What if the Google search engine unjustly harms a person’s reputation? Keys to ‘the right to be forgotten’


The Spanish Constitutional Court has just endorsed, in a judgment on June 27, 2022, what is known as the ‘right to be forgotten’, declaring previous decisions in regard to this by the Supreme Court and the National High Court to be unconstitutional. Thus, the Constitutional Court has positioned itself in support of arguments made by the Spanish Data Protection Agency (AEPD), which in turn protected a Spanish businessperson affected by negative comments published in the United States and accessible via the Google search engine.  

What is the right to be forgotten?            

The right to be forgotten, also known as the right to erasure, is the right that prevents the spread of personal information over the Internet that does not meet a series of parameters. These parameters include the relevance of the data provided, that is, whether it is in the public interest or not, the proximity in time, or if it infringes on any rights, such as honour or privacy. 

The right to be forgotten can collide with the right to freedom of expression, which itself so often collides with the fight against dissemination of hate messages on websites and social networks. In this sense, the Constitutional Court’s ruling specifies the limits of the right to be forgotten, among which stand out the public importance of the news and how old it is.

Which key articles deal with the right to be forgotten? 

Article 18.4 of the Spanish Constitution states: “The law will limit the use of information technology to ensure the personal and family honour and privacy of citizens and the full exercise of their rights”. Article 8 of the EU Charter of Fundamental Rights, meanwhile, stipulates, among other things, the protection of personal information, that is, information that is not newsworthy or in the public interest, and access to information that concerns the individual and its possible rectification. 

In addition, Article 17 of 2016 of the General Data Protection Regulation of the European Union, which establishes protection of the right to be forgotten, is essential.

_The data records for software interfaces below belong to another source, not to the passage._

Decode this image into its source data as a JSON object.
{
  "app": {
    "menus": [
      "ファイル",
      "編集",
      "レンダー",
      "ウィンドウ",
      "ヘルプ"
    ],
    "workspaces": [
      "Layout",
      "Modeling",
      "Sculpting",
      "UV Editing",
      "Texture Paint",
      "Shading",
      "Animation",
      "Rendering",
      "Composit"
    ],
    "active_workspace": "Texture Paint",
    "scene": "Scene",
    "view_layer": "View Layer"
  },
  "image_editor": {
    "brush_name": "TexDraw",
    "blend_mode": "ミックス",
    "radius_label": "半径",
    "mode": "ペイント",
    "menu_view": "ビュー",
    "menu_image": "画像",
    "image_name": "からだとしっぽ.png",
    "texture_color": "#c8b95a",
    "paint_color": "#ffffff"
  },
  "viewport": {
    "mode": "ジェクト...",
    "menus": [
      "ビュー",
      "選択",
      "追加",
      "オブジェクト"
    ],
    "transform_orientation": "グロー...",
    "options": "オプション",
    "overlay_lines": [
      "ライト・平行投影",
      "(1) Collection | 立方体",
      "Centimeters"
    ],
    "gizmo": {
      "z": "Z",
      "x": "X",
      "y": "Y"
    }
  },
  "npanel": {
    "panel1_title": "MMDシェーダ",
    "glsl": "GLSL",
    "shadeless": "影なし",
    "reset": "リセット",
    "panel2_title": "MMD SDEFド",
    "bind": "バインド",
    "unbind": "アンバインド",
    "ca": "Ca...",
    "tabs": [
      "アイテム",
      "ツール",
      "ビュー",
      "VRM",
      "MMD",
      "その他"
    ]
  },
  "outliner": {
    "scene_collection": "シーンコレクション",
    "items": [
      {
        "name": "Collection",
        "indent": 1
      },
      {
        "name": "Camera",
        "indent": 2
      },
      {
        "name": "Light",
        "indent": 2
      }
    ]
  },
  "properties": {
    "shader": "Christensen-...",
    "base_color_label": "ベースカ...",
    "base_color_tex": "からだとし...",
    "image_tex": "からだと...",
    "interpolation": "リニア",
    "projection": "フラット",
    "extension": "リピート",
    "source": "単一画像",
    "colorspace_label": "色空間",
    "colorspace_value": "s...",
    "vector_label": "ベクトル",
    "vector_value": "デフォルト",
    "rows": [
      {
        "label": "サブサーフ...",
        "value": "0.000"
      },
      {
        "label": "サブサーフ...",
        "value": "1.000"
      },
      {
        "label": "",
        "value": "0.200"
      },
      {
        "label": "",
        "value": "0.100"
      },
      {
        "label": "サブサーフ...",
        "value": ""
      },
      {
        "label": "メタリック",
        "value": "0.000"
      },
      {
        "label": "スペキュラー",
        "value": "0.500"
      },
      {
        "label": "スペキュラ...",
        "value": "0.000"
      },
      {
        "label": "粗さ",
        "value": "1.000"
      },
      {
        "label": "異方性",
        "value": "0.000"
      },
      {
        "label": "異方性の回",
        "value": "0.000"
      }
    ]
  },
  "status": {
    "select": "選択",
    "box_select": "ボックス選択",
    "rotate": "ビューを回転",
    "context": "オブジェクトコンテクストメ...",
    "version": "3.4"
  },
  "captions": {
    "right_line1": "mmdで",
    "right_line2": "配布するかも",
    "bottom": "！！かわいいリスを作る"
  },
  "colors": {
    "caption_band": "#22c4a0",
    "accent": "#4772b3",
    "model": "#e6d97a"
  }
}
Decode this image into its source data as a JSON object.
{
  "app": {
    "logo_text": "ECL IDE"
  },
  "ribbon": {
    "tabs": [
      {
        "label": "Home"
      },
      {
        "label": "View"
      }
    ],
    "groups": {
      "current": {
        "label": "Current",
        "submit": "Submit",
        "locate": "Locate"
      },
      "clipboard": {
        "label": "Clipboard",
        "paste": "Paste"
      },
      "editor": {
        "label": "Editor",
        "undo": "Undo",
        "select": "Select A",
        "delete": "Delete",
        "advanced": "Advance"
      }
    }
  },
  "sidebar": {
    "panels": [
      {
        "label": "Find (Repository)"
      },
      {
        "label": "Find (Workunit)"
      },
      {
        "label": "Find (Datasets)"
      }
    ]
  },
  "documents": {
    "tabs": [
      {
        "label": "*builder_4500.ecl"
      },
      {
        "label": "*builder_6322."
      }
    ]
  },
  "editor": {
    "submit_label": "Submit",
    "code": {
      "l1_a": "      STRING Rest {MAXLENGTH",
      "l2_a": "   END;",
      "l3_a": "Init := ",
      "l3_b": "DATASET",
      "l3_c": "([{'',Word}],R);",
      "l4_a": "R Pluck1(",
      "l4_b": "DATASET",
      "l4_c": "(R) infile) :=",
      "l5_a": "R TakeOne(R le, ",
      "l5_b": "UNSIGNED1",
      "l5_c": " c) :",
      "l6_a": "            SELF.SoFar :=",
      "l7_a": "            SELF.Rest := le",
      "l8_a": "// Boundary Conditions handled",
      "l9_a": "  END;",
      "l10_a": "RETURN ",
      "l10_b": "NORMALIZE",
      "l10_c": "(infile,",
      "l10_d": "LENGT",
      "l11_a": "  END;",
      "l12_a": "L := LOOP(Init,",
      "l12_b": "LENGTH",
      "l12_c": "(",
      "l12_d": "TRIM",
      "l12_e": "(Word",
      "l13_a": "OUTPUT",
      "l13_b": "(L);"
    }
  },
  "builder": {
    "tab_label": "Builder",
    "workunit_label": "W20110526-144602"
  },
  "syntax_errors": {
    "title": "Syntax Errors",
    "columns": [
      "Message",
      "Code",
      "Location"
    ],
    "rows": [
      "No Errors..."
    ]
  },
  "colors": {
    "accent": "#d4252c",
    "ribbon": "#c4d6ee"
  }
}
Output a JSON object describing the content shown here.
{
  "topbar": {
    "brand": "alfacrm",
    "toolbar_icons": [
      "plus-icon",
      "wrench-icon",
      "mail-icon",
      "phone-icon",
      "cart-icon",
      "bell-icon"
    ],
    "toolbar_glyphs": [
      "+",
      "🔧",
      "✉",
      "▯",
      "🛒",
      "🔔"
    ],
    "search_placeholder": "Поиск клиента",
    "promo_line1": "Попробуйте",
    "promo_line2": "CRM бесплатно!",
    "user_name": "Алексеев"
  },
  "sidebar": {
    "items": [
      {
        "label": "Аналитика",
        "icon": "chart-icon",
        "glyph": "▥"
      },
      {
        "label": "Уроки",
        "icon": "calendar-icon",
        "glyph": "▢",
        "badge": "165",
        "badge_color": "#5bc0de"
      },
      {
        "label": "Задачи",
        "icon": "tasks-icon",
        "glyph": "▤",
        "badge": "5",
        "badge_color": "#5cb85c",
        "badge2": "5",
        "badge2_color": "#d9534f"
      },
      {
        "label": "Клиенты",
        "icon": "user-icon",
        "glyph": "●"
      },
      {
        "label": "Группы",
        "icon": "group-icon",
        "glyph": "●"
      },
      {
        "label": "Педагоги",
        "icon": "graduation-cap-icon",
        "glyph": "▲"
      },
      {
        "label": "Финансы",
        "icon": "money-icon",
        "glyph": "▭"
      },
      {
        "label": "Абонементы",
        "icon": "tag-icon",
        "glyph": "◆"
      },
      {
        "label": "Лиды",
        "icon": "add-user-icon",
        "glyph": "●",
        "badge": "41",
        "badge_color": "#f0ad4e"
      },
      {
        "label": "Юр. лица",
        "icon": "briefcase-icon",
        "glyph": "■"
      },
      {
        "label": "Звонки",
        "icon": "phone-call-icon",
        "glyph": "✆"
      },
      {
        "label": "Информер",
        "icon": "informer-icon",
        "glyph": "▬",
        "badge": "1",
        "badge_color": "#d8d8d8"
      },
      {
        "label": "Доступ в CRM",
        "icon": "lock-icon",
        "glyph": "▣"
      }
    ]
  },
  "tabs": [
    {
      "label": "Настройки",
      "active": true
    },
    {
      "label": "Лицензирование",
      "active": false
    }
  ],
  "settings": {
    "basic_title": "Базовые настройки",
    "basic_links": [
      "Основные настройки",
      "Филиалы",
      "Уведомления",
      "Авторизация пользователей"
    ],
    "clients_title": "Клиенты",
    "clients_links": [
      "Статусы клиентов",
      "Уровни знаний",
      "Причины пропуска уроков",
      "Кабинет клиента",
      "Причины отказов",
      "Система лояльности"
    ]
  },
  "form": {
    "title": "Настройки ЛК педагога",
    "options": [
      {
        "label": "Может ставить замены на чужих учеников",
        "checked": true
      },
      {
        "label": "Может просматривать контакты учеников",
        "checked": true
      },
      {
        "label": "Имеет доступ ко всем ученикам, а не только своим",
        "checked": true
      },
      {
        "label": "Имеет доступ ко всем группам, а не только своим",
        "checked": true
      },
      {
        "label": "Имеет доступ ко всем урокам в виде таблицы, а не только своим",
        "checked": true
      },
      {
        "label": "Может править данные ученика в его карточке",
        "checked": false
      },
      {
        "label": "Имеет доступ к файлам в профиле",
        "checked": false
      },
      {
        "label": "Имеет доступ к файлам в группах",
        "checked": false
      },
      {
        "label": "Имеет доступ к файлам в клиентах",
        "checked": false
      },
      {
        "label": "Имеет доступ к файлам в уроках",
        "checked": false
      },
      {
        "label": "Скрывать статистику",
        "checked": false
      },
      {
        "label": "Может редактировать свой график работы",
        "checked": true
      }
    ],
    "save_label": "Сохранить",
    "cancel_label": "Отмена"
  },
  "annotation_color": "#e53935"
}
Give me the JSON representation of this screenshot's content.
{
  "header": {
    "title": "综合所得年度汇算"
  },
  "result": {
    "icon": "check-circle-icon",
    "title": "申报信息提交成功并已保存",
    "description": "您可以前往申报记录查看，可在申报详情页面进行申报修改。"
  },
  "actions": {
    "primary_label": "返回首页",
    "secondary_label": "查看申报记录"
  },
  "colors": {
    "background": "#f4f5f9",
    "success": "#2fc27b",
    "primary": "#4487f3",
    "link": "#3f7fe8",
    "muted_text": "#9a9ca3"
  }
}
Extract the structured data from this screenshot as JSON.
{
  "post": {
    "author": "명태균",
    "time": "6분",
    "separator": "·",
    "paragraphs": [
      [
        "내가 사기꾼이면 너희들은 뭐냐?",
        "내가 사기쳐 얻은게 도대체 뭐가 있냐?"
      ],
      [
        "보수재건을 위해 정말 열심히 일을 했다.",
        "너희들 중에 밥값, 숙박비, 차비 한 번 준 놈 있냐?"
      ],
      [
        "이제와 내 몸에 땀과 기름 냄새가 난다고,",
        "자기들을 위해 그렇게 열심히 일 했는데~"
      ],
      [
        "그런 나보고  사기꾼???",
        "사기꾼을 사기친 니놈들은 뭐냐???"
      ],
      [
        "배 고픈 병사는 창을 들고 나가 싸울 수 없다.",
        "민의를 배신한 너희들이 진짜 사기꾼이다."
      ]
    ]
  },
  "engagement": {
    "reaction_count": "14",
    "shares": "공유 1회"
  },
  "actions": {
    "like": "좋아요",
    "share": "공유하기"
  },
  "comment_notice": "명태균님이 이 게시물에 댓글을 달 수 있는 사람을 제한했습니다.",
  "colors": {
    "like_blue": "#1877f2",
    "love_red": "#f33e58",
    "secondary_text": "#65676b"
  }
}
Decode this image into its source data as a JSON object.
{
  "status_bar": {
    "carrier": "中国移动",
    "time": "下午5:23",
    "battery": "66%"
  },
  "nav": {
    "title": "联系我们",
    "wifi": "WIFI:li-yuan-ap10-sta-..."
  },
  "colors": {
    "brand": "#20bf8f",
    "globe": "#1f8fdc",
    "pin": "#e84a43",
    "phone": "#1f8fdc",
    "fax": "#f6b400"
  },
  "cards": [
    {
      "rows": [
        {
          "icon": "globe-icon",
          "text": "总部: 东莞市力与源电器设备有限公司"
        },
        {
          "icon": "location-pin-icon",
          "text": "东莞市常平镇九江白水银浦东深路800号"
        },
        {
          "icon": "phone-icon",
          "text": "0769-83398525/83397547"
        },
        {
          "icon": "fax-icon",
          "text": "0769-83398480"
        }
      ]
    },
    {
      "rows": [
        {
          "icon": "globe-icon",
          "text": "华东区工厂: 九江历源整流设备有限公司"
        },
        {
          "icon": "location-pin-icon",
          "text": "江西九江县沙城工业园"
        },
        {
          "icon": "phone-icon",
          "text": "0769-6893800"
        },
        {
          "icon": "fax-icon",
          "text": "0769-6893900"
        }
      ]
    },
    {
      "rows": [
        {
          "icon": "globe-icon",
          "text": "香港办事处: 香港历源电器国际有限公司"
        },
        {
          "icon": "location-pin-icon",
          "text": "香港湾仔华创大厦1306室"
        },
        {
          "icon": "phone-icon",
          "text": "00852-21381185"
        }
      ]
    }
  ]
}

There is, therefore, clear protection of this right in EU countries. 

How is this right reflected in US law? 

There is a significant disparity between the European right to privacy and the concept of privacy in the United States. In the European Union, the right to privacy, intimacy, honour and image are fundamental rights and therefore guarantee the existence of the right to be forgotten, while in the United States, the right to privacy is not a fundamental right. While freedom of expression is included in its First Amendment, privacy has been shaped by US jurisprudence, thus creating something very similar to the right to privacy that exists in Spain in regard to matters such as the inviolability of the home, the protection of a private life, and the secrecy of communications. 

How to exercise the ‘right to be forgotten’ in Spain?

Data protection regulations state that in order to exercise the right to erasure (and therefore the ‘right to be forgotten’), it is essential that the citizen first get in contact with the entity that is processing their data, in this case the search engine and not necessarily the original source, whether this is the media, a blog, a corporate website, etc. The main search engines have their own forms to receive requests to exercise the right to be forgotten. 

If the search engine does not respond to the request made or the citizen feels the response they have received is inadequate, they can file a complaint with the AEPD. Depending on the circumstances of each specific case, the Agency will determine whether to allow it or not. Likewise, this decision by the Agency is subject to appeal before the courts, as happened in the case that ended up leading to the ruling by the Constitutional Court.If a natural or legal person succeeds in having a search engine recognise their right to be forgotten, that does not mean the information disappears from the Internet. As the AEPD explains on its website, the link in question will only cease to be visible when the search is done with the name of the person who exercised their right. But the result will still be displayed when the search is performed with any other word or term other than the name of the affected person.